■ Work instructions
Using the records below, count the lines with "Silva" in them. Give the number only.

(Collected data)

┌──

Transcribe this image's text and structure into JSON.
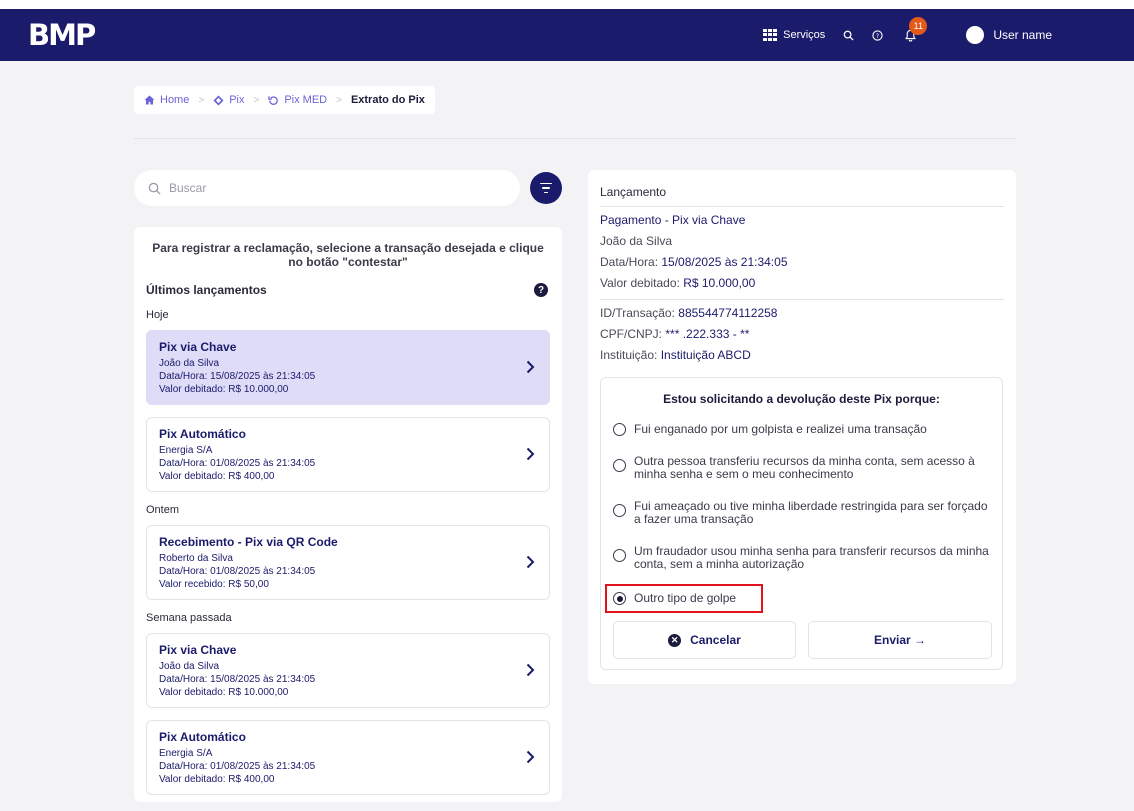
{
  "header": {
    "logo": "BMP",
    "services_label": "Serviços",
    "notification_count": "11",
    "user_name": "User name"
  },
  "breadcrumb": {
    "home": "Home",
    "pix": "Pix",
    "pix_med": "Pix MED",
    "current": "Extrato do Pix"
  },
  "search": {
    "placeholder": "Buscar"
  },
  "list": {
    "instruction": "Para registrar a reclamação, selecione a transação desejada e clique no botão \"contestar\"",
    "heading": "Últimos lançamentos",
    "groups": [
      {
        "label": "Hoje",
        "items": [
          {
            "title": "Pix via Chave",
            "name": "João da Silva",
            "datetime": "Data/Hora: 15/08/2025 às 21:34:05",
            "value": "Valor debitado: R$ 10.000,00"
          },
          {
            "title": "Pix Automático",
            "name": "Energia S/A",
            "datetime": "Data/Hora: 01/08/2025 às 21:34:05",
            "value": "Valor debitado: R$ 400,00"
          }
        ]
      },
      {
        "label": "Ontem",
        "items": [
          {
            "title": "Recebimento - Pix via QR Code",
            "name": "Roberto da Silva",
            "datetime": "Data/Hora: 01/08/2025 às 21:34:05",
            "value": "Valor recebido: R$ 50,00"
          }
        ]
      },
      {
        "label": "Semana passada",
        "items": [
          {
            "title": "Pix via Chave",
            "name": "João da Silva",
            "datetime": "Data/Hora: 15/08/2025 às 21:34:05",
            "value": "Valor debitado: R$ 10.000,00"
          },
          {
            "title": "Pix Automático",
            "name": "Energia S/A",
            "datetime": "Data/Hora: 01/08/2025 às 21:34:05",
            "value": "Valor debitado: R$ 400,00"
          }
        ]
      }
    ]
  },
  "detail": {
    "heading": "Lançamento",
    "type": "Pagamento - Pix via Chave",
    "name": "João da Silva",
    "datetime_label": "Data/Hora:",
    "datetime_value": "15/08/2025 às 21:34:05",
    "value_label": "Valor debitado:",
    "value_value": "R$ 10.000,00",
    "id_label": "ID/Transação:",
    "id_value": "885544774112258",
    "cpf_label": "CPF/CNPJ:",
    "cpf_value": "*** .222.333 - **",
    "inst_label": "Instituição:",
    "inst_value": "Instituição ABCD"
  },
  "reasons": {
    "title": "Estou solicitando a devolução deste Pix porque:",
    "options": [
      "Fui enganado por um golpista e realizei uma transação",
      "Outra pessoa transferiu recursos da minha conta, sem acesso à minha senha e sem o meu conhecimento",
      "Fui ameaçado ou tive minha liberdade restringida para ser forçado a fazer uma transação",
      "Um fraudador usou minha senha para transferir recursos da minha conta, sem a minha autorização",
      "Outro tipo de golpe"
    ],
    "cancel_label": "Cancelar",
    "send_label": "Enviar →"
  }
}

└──

■ Output for this exercise
4